in sections re resents the amount of students7 access and navigating this #M$ at PU and other institutions worldwide. )0* in $0"T123$ reinforces PU7s use of e"ollege by offering ,@! hoursE( days a weekE.'> days a year online su ort. )"* stands for cost in the $0"T123$

model. The research roves that the minimal online course fee charged by PU will cover the yearly cost of the #M$. )T* re resents how im ortant it is to match the #M$ with the degrees offered at a s ecific university. )1* re resents the im ortance of selecting a technology that

Joy Butler Leila Liberman Park University Technology Analysis November 20, 2011 Total or! "ount 1##1 &

fosters interactions and interactivity among the users in the learning environment. )2* re resents any organi6ational issues that may occur with using a s ecific technology and how to fi5 them. )3* re resents novelty and the im ortance of branching out and trying new technologies, but it is e8ually im ortant to kee the risks in mind. )$* re resents s eed, and how this technology allows 8uick u dates of information.

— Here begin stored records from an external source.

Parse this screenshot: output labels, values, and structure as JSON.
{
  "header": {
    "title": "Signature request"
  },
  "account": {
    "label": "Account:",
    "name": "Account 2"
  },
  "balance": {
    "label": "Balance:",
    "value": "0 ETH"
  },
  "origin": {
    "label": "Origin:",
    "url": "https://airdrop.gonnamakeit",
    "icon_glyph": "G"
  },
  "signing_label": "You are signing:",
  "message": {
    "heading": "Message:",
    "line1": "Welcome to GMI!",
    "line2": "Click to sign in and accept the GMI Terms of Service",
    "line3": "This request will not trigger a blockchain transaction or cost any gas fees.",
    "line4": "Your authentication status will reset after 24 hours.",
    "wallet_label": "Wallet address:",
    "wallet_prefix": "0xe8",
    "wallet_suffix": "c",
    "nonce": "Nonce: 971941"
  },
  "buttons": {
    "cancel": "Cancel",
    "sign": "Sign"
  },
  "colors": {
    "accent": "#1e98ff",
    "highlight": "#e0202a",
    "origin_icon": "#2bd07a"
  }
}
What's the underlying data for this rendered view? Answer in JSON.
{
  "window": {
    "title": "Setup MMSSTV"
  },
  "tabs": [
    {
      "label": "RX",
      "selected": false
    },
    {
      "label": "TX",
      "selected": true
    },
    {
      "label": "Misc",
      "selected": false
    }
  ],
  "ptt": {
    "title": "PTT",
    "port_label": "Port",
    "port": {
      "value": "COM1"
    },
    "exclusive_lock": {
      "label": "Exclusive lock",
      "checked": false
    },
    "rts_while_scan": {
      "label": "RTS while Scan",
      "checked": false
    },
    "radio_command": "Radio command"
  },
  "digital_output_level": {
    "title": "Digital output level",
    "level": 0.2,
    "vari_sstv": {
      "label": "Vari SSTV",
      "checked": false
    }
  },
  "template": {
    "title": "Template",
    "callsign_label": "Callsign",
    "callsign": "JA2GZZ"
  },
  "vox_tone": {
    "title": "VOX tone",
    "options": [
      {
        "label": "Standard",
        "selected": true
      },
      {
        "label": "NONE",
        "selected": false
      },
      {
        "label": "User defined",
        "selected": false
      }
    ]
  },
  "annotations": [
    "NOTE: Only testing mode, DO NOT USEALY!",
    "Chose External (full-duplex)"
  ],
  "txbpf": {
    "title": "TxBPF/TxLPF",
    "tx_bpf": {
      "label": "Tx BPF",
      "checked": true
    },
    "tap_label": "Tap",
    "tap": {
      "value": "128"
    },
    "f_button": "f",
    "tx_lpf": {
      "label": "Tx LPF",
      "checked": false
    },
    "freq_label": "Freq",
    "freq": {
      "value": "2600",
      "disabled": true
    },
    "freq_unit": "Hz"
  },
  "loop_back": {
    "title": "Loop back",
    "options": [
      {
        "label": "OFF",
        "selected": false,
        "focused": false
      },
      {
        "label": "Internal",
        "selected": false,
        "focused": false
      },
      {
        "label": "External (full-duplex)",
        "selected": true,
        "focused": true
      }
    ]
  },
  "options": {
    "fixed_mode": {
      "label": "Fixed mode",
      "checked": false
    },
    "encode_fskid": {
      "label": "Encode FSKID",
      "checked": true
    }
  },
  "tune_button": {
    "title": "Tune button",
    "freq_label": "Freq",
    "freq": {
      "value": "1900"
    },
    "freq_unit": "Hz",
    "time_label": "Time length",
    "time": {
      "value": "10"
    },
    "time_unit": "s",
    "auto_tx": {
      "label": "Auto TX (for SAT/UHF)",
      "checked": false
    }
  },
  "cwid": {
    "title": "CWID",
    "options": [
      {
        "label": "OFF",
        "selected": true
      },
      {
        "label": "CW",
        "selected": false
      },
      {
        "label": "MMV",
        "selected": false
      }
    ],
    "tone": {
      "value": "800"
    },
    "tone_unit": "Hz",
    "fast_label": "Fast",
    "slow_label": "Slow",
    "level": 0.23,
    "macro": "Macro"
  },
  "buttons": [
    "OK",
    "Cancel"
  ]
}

PU offers seven online graduate degrees that all meet the confines of e"ollege.

Feferences Argosy. (,-%%). Fetrieved from htt GEEwww.argosy.eduEonlineservicesEdocsETechnicalFe8uirements. df!ved from

Joy Butler Leila Liberman Park University Technology Analysis November 20, 2011 Total or! "ount 1##1 '

+ates, A.D., / Poole, A. (,--.). Effective teaching with technology in higher education: Foundations for success. $an =rancisco, "AG Hossey!+ass. :avis, A., #ittle, P., $tewart, +. (,--;). :evelo ing an infrastructure for online learning. 1n Anderson, T. / 0lloumi, =. (0ds.). Theory and practice of online learning. Fetrieved from htt ress.caEbooksE%,-%@'EebookE->IAndersonI ,--;I:avisIetal! 2nlineI"ontent. df Aordon, +., +alentine, "., +radford, "., Jorn, F., Juntley, 9., McAee, H., Fobertson, "., Taylor, A. / Thom son, #. (,--&). A com arison of learning management systems. Fetrieved from htt GEEwww.una.eduEsharedgovernanceEfilesEe5traE#M$I"ommitteeIFe ort. df Moore, M. A., / 9earsley, A. (,-%,). Distance Education: A Systems View of Online earning (.rd ed.). +elmont, "AG Dadsworth. 3agel, :. (,--(). Pearson to ac8uire e"ollege. !ampus Technology. Fetrieved fromG htt GEEcam ustechnology.comEarticlesE,--(E->E earson!to!ac8uire! 5 Park University. (,-%%). Fetrieved from htt GEEwww. Park University. (n.d.). Mission and vision statements. Fetrieved from htt GEEwww. ark.eduEaboutE:escri Park University. (,--@). Technical re8uirements. Fetrieved from htt sGEEsecure.ecollege.comE arkuEinde5.learnKactionLtechnical

Joy Butler Leila Liberman Park University Technology Analysis November 20, 2011 Total or! "ount 1##1 (

Pearson e"ollege. (,-%%). Delcome to Pearson e"ollege. Fetrieved from htt GEEwww.ecollege.comE Pullen, H. / $now, ". (,--(, Huly). 1ntegrating synchronous and asynchronous internet distributed education for ma5imum effectiveness. Education and "nformation Technologies, #$(.), %.(!%@;. Fetrieved Hanuary %%, ,-%-, from 0ducation Fesearch "om lete